The Internal Revenue Service (IRS) has recently issued guidance on 529 education savings plan changes. According to the IRS news release, there are 3 recent tax law changes affecting these 529 plans, including 2 changes included in the Tax Cuts and Jobs Act (TCJA).
One of the changes under the TCJA allows 529 plans to be used to pay for elementary and secondary education costs. This provides a tax-advantaged benefit to those paying for up to $10,000 in tuition for public, private, and religious schools.
Another change allows 529 funds to be rolled over into an ABLE account for the same beneficiary. An ABLE account (Achieving a Better Life Experience) is a tax-favored account for individuals who become disabled before the age of 26. ABLE accounts are intended to allow disabled individuals and their families pay for disability-related expenses. However, rollovers combined with ABLE contributions cannot exceed the annual limit for ABLE accounts.
The third change noted by the IRS announcement applies to beneficiaries who receive a refund of tuition or other qualified education expense. If the beneficiary puts the refund back into the 529 account within 60 days, the refund is not taxed. This situation may apply to a student who drops a class after paying tuition and fees. The student would have to re-contribute any refunded amount back to the 529 to avoid paying taxes on the refund.

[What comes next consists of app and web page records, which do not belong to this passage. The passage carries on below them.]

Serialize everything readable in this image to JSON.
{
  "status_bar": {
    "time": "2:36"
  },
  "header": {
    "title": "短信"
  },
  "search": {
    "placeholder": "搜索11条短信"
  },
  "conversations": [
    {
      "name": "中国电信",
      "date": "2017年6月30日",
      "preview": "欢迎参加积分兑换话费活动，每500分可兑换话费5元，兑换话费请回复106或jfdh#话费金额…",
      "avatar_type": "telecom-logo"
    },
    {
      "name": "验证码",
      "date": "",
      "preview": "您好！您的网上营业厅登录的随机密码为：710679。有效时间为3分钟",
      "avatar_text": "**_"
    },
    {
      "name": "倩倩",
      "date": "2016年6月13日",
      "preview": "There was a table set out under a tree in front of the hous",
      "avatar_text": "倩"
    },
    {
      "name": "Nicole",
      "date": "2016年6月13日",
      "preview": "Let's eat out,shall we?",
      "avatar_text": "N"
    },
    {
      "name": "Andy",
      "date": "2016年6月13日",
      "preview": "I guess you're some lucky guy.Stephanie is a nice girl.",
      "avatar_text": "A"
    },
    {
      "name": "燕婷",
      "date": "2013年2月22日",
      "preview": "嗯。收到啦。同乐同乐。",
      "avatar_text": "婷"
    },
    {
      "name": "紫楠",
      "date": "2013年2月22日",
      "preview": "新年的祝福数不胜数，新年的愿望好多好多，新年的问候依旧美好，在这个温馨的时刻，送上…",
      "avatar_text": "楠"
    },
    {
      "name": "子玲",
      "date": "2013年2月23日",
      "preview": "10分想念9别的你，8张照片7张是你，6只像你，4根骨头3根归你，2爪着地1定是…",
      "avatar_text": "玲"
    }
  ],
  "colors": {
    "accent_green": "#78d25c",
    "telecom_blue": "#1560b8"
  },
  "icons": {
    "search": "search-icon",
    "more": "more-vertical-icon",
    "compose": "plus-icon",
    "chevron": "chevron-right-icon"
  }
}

If you have any questions about 529s or other tax-advantaged savings plans, Butterfield Schechter LLP is here to help. We are San Diego County's largest firm focusing its law practice on benefits and tax law. Our firm can provide tax counseling and help you avoid tax penalties or IRS litigation. Contact our office today with any questions on how we can help you utilize these types of tax-advantaged savings plans.